The Kachemak Bay Science Conference is a forum for presenting scientific and traditional ecological knowledge relevant to Kachemak Bay and its surrounding coasts and waters in order to foster an informed and engaged community of environmental researchers, educators, and decision-makers. The goal of this conference is to provide new information and syntheses to the broad community interested in and working on related issues. The theme of this conference is “Science to Management”.  The conference presentation sessions are as follows:

  •          Fish habitat
  •          Coastal & marine ecosystems
  •          Marine vertebrates
  •          Climate change and adaptations
  •          Cultural knowledge and community-based monitoring
  •          Environmental threats and remediation 

 Registration for the conference is FREE, and open to researchers, resource managers, and members of the public.  All associated workshops and field trips are also free of charge.  However, some have limited space, so register early.  To register, click here

Friday March 6th Plenary Speaker


9:00am Connecting Science to Management and Management to Science

Terrie Klinger     

Director and Professor, School of Marine and Environmental Affairs and the Washington Ocean Acidification Center; Stan and Alta Barer Endowed Professor of Sustainability Science; Adjunct Professor, School of Aquatic & Fishery Sciences

Research Interests:  Trained as a marine ecologist, I use empirical data to test the application of ecological theory to marine environmental policy and management. I am particularly interested in the effects of multiple environmental stressors (habitat loss, biological removals and invasions, global change) on marine ecosystem function, and in the development of management strategies to reduce the impact of stressors on marine communities. The biological and ecological impacts of ocean acidification are a growing area of my research.


Thursday March 5th Keynote Speaker


David Montgomery

6:30pm King of Fish: the Thousand Year Run of Salmon - 10 Years Later 

Professor and researcher of geomorphology at the University of Washington. Head of the Geomorphological Research Group, Department of Earth and Space Sciences, University of Washington. 

Dr. Montgomery studies the evolution of topography and the influence of geomorphological processes on ecological systems and human societies. He received his B.S. in geology at Stanford University (1984) and his Ph.D. in geomorphology from UC Berkeley (1991). His published work includes studies of the evolution and near-extirpation of salmon, fluvial and hillslope processes in mountain drainage basins, the evolution of mountain ranges (Cascades, Andes, and Himalaya), and the analysis of digital topography.

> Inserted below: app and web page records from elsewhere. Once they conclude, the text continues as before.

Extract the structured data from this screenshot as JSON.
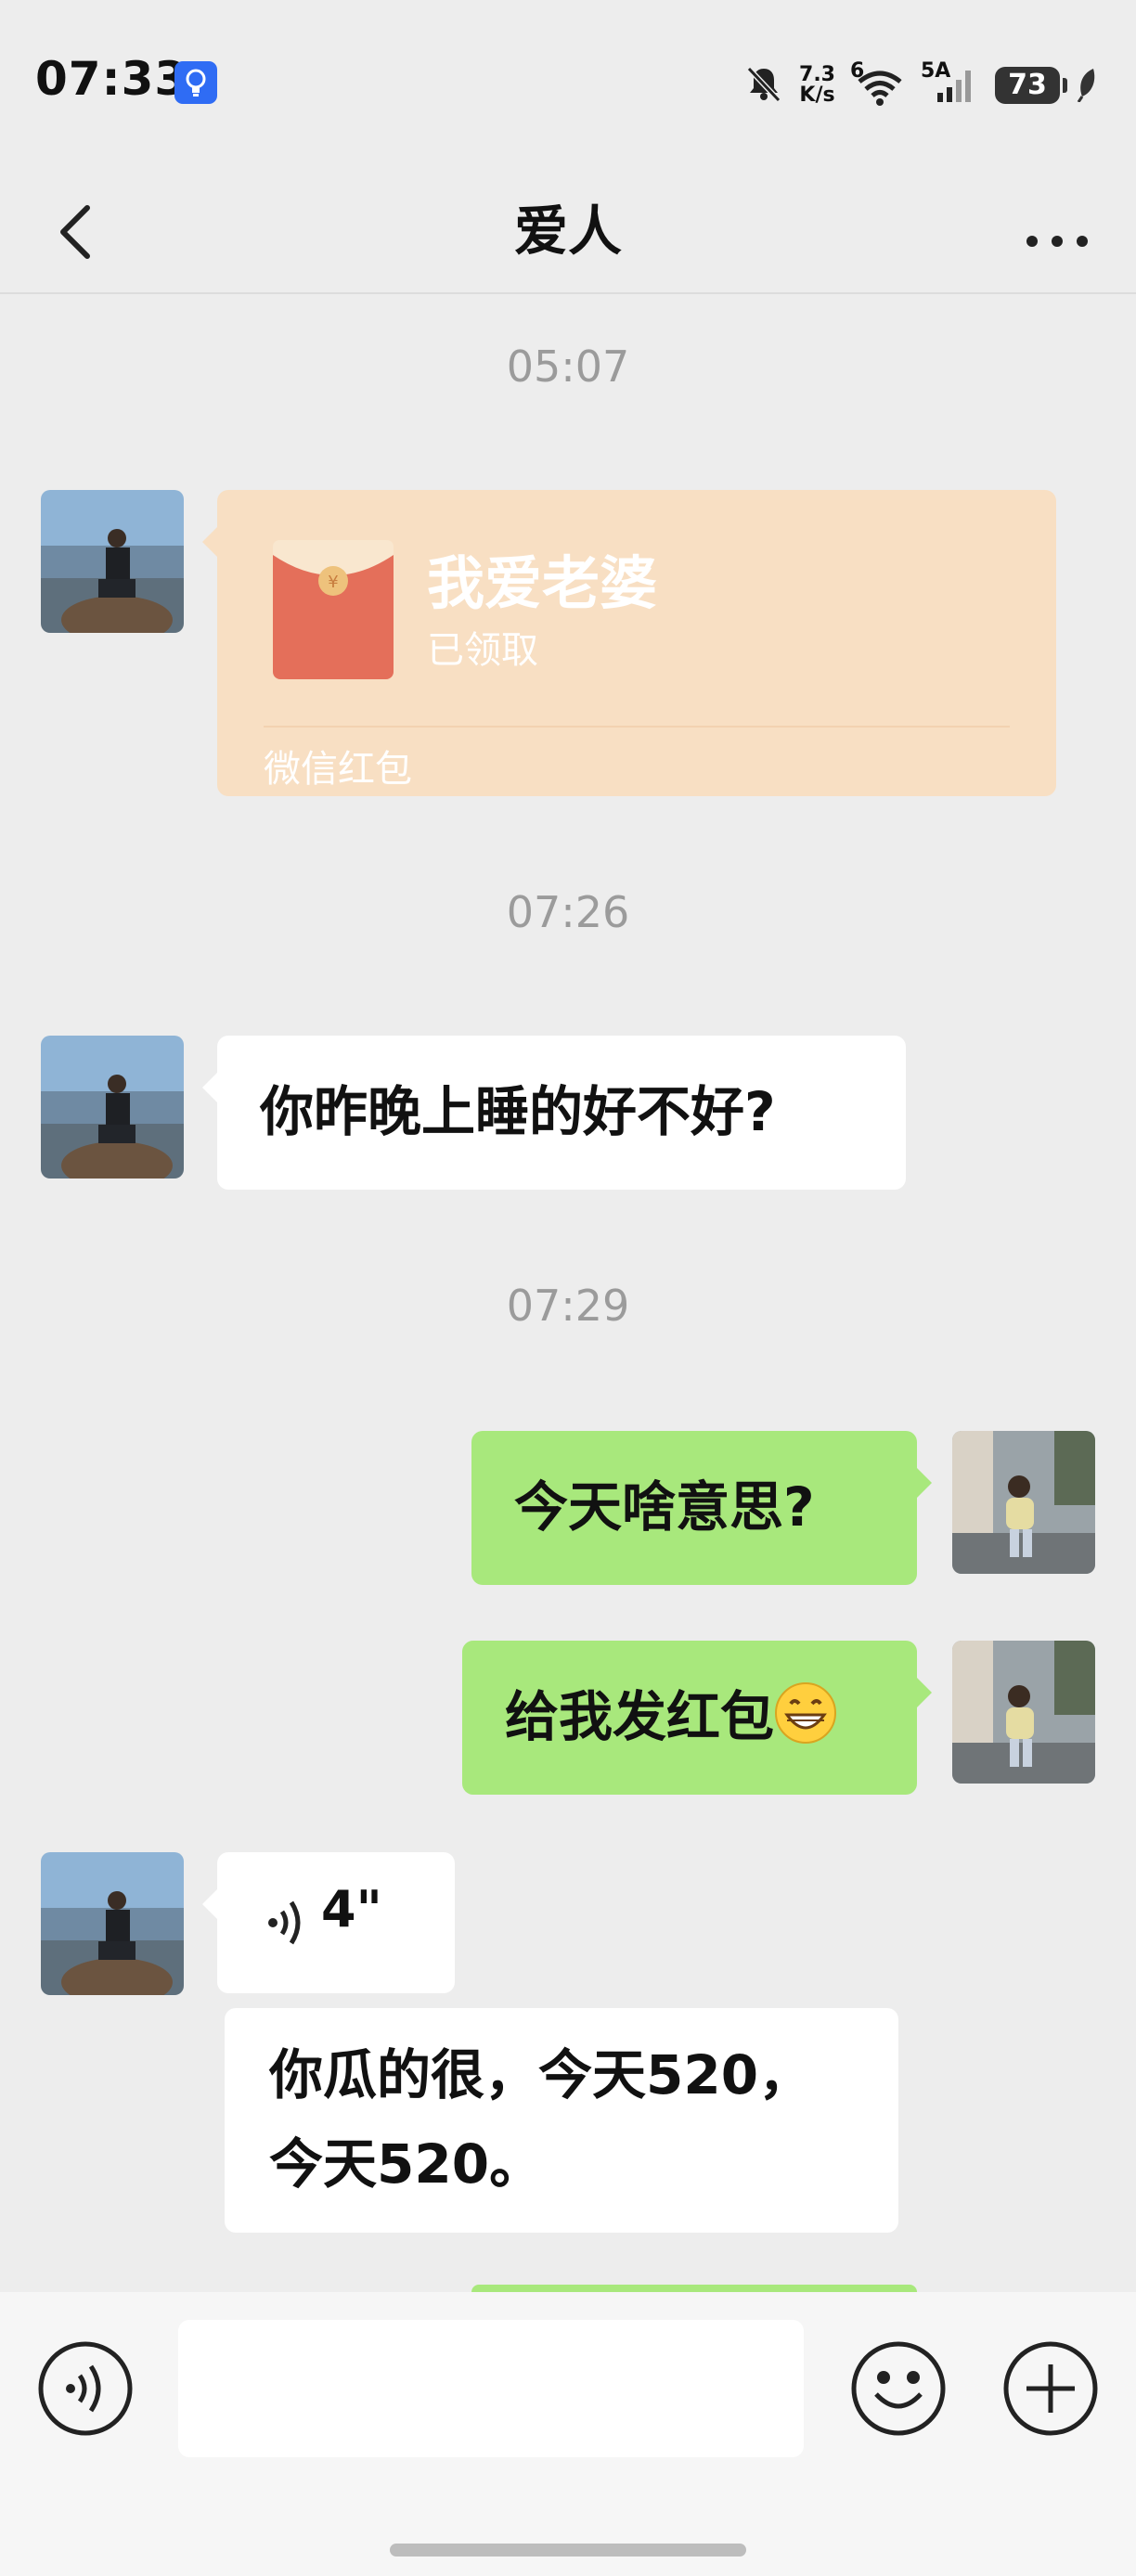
{
  "status_bar": {
    "time": "07:33",
    "net_speed_value": "7.3",
    "net_speed_unit": "K/s",
    "wifi_label": "6",
    "signal_label": "5A",
    "battery": "73"
  },
  "header": {
    "title": "爱人"
  },
  "messages": {
    "ts1": "05:07",
    "red_packet": {
      "title": "我爱老婆",
      "status": "已领取",
      "label": "微信红包"
    },
    "ts2": "07:26",
    "msg1": "你昨晚上睡的好不好?",
    "ts3": "07:29",
    "msg2": "今天啥意思?",
    "msg3": "给我发红包",
    "msg3_emoji": "😁",
    "voice_duration": "4\"",
    "transcript_line1": "你瓜的很，今天520，",
    "transcript_line2": "今天520。"
  },
  "colors": {
    "background": "#ededed",
    "outgoing_bubble": "#a8e87c",
    "incoming_bubble": "#ffffff",
    "red_packet_bg": "#f8dfc3",
    "red_packet_envelope": "#e46f5a",
    "timestamp": "#9b9b9b"
  },
  "icons": {
    "back": "chevron-left-icon",
    "more": "ellipsis-icon",
    "voice_toggle": "voice-icon",
    "emoji": "smiley-icon",
    "plus": "plus-icon"
  }
}
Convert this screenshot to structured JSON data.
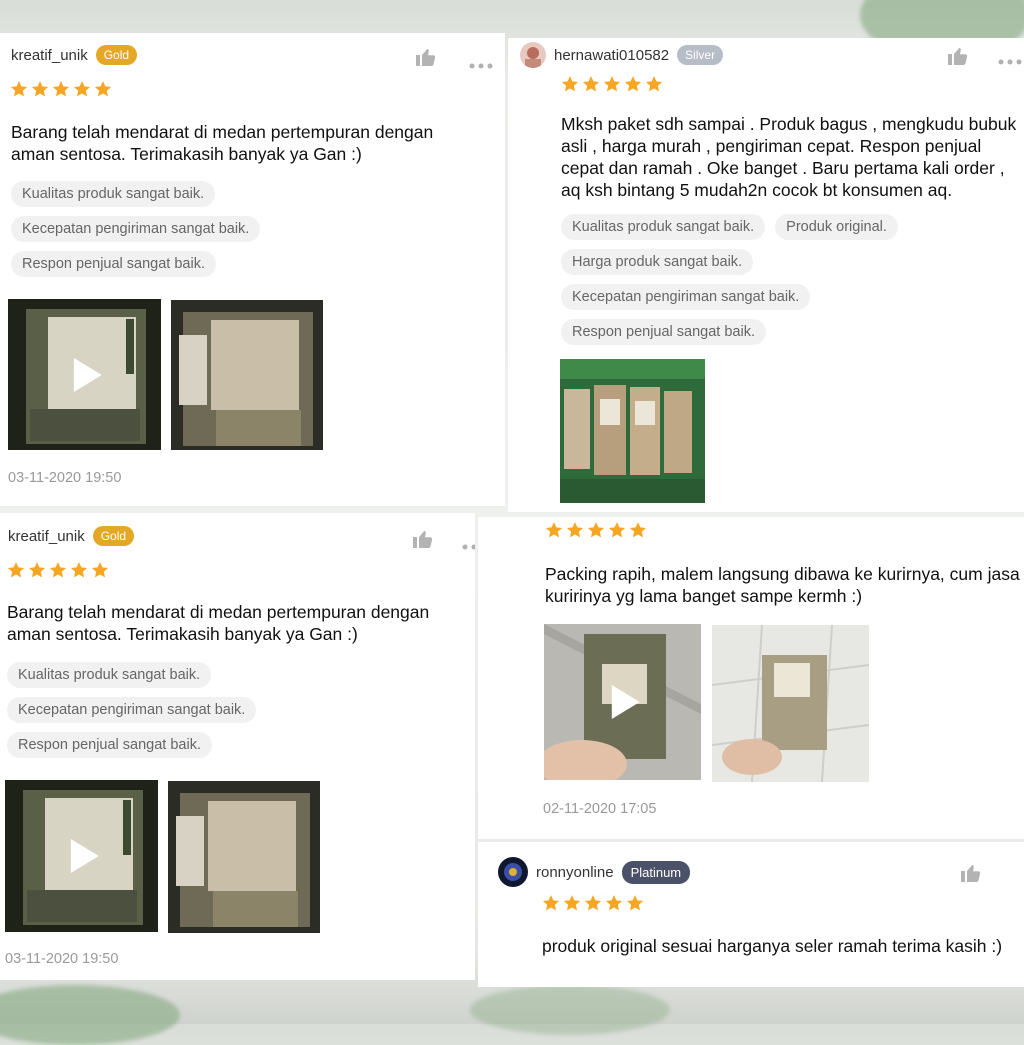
{
  "reviews": [
    {
      "user": "kreatif_unik",
      "badge": "Gold",
      "rating": 5,
      "text": "Barang telah mendarat di medan pertempuran dengan aman sentosa. Terimakasih banyak ya Gan :)",
      "tags": [
        "Kualitas produk sangat baik.",
        "Kecepatan pengiriman sangat baik.",
        "Respon penjual sangat baik."
      ],
      "date": "03-11-2020 19:50"
    },
    {
      "user": "hernawati010582",
      "badge": "Silver",
      "rating": 5,
      "text": "Mksh paket sdh sampai . Produk bagus  , mengkudu bubuk asli , harga murah ,  pengiriman cepat. Respon penjual cepat dan ramah . Oke banget .  Baru pertama kali order , aq ksh bintang 5 mudah2n cocok bt konsumen aq.",
      "tags": [
        "Kualitas produk sangat baik.",
        "Produk original.",
        "Harga produk sangat baik.",
        "Kecepatan pengiriman sangat baik.",
        "Respon penjual sangat baik."
      ]
    },
    {
      "user": "kreatif_unik",
      "badge": "Gold",
      "rating": 5,
      "text": "Barang telah mendarat di medan pertempuran dengan aman sentosa. Terimakasih banyak ya Gan :)",
      "tags": [
        "Kualitas produk sangat baik.",
        "Kecepatan pengiriman sangat baik.",
        "Respon penjual sangat baik."
      ],
      "date": "03-11-2020 19:50"
    },
    {
      "rating": 5,
      "text": "Packing rapih, malem langsung dibawa ke kurirnya, cum jasa kuririnya yg lama banget sampe kermh :)",
      "date": "02-11-2020 17:05"
    },
    {
      "user": "ronnyonline",
      "badge": "Platinum",
      "rating": 5,
      "text": "produk original sesuai harganya seler ramah terima kasih :)"
    }
  ],
  "icons": {
    "like": "thumbs-up-icon",
    "more": "more-dots-icon",
    "star": "star-icon",
    "play": "play-icon"
  },
  "colors": {
    "star": "#f6a623",
    "gold_badge": "#e3a926",
    "silver_badge": "#b7bdc6",
    "platinum_badge": "#4a5168",
    "tag_bg": "#f1f1f1",
    "date": "#999999"
  }
}
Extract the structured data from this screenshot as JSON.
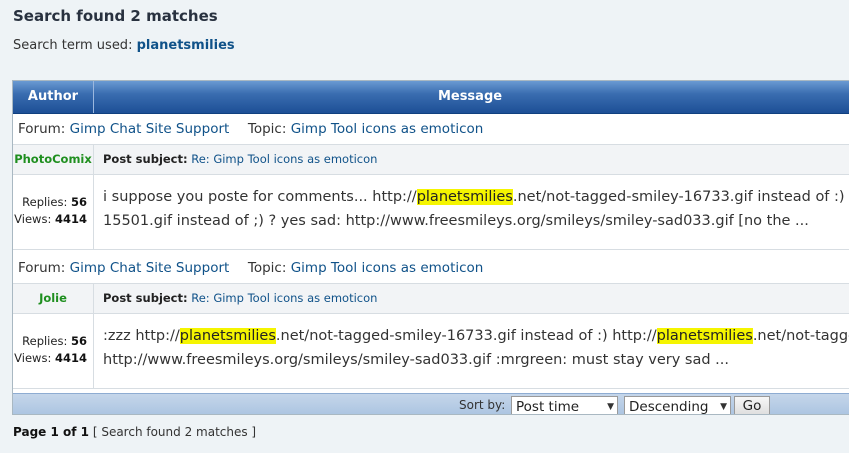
{
  "header": {
    "title": "Search found 2 matches",
    "term_label": "Search term used:",
    "term": "planetsmilies"
  },
  "table": {
    "col_author": "Author",
    "col_message": "Message"
  },
  "labels": {
    "forum": "Forum:",
    "topic": "Topic:",
    "post_subject": "Post subject:",
    "replies": "Replies:",
    "views": "Views:"
  },
  "results": [
    {
      "forum": "Gimp Chat Site Support",
      "topic": "Gimp Tool icons as emoticon",
      "author": "PhotoComix",
      "subject": "Re: Gimp Tool icons as emoticon",
      "replies": "56",
      "views": "4414",
      "line1_pre": "i suppose you poste for comments... http://",
      "line1_hl": "planetsmilies",
      "line1_post": ".net/not-tagged-smiley-16733.gif instead of :)",
      "line2": "15501.gif instead of ;) ? yes sad: http://www.freesmileys.org/smileys/smiley-sad033.gif [no the ..."
    },
    {
      "forum": "Gimp Chat Site Support",
      "topic": "Gimp Tool icons as emoticon",
      "author": "Jolie",
      "subject": "Re: Gimp Tool icons as emoticon",
      "replies": "56",
      "views": "4414",
      "line1_pre": ":zzz http://",
      "line1_hl": "planetsmilies",
      "line1_mid": ".net/not-tagged-smiley-16733.gif instead of :) http://",
      "line1_hl2": "planetsmilies",
      "line1_post": ".net/not-tagge",
      "line2": "http://www.freesmileys.org/smileys/smiley-sad033.gif :mrgreen: must stay very sad ..."
    }
  ],
  "sort": {
    "label": "Sort by:",
    "field": "Post time",
    "direction": "Descending",
    "go": "Go"
  },
  "pagination": {
    "page": "Page 1 of 1",
    "summary": "[ Search found 2 matches ]"
  },
  "colors": {
    "link": "#105289",
    "author": "#1f8f1f",
    "highlight": "#f5f500",
    "header_blue": "#1d4f96"
  }
}
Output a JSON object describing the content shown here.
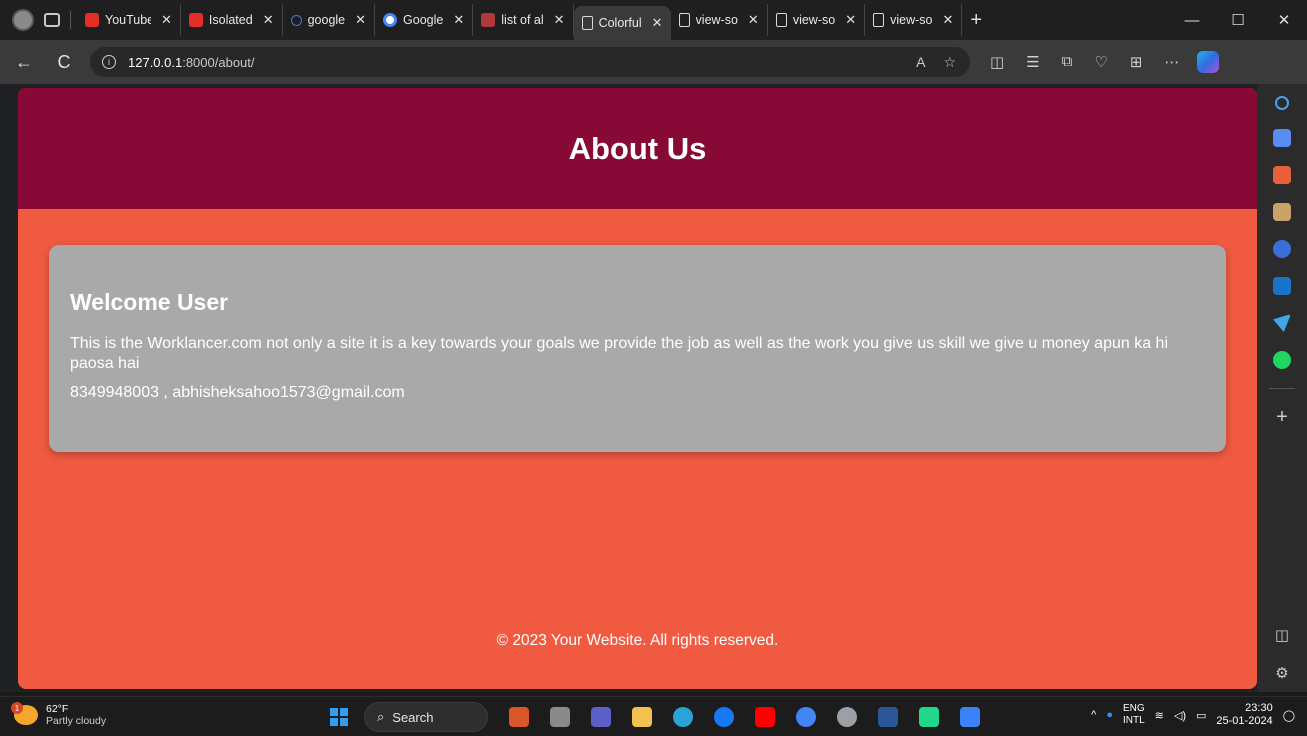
{
  "browser": {
    "tabs": [
      {
        "title": "YouTube",
        "favicon": "youtube-icon",
        "active": false
      },
      {
        "title": "Isolated",
        "favicon": "youtube-icon",
        "active": false
      },
      {
        "title": "google",
        "favicon": "search-icon",
        "active": false
      },
      {
        "title": "Google",
        "favicon": "google-icon",
        "active": false
      },
      {
        "title": "list of al",
        "favicon": "pdf-icon",
        "active": false
      },
      {
        "title": "Colorful",
        "favicon": "document-icon",
        "active": true
      },
      {
        "title": "view-so",
        "favicon": "document-icon",
        "active": false
      },
      {
        "title": "view-so",
        "favicon": "document-icon",
        "active": false
      },
      {
        "title": "view-so",
        "favicon": "document-icon",
        "active": false
      }
    ],
    "new_tab": "+",
    "window_controls": {
      "minimize": "—",
      "maximize": "☐",
      "close": "✕"
    },
    "nav": {
      "back": "←",
      "reload": "C"
    },
    "address": {
      "host": "127.0.0.1",
      "rest": ":8000/about/",
      "info": "i"
    }
  },
  "page": {
    "header_title": "About Us",
    "card": {
      "heading": "Welcome User",
      "body": "This is the Worklancer.com not only a site it is a key towards your goals we provide the job as well as the work you give us skill we give u money apun ka hi paosa hai",
      "contact": "8349948003 , abhisheksahoo1573@gmail.com"
    },
    "footer": "© 2023 Your Website. All rights reserved."
  },
  "colors": {
    "header_bg": "#870a36",
    "page_bg": "#f05a40",
    "card_bg": "#a9a9a9"
  },
  "taskbar": {
    "weather": {
      "temp": "62°F",
      "condition": "Partly cloudy",
      "badge": "1"
    },
    "search_label": "Search",
    "tray": {
      "lang_top": "ENG",
      "lang_bottom": "INTL",
      "time": "23:30",
      "date": "25-01-2024"
    }
  }
}
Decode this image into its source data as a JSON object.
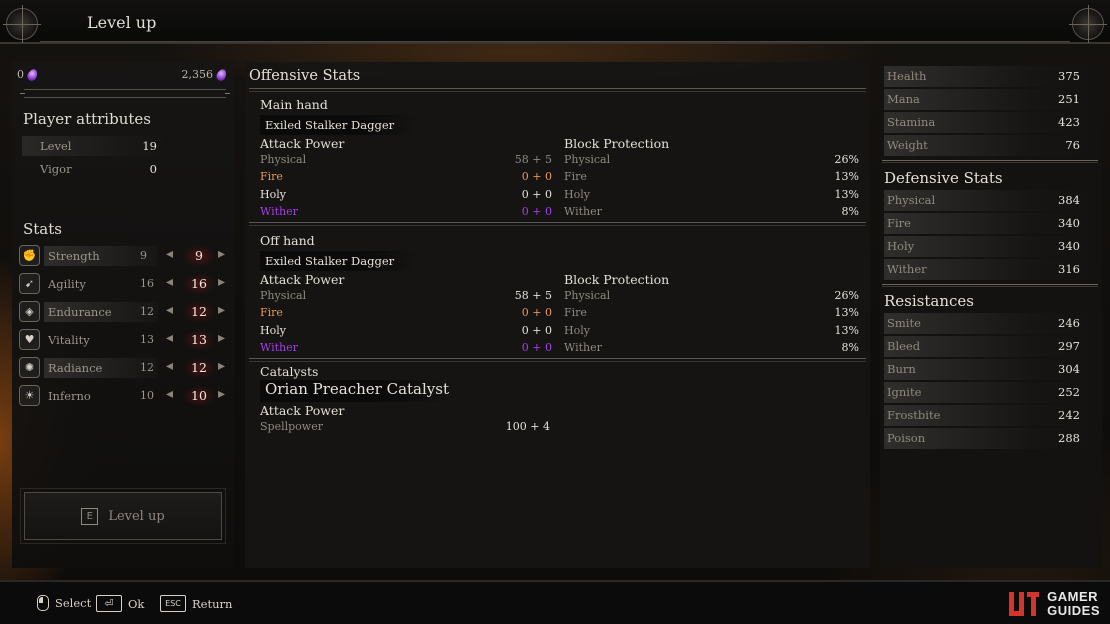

Current research includes field projects in the Philippines, eastern Tibet, and the Pacific Northwest of North America.

Author of "King of Fish: the Thousand Year Run of Salmon" and "Dirt"


Photo by Anne Biklé



Homer, AK

Humidity: 100%
Wind: NE at 6 mph
42°F / 48°F
46°F / 53°F
39°F / 51°F
Partly cloudy
39°F / 51°F
PM showers
40°F / 50°F

Tides at Homer, AK

Tue 10/06
04:15 AM 3.49 L
11:06 AM 14.72 H
04:54 PM 6.35 L
11:02 PM 14.56 H
Wed 10/07
05:36 AM 3.38 L
12:13 PM 15.46 H
06:10 PM 5.26 L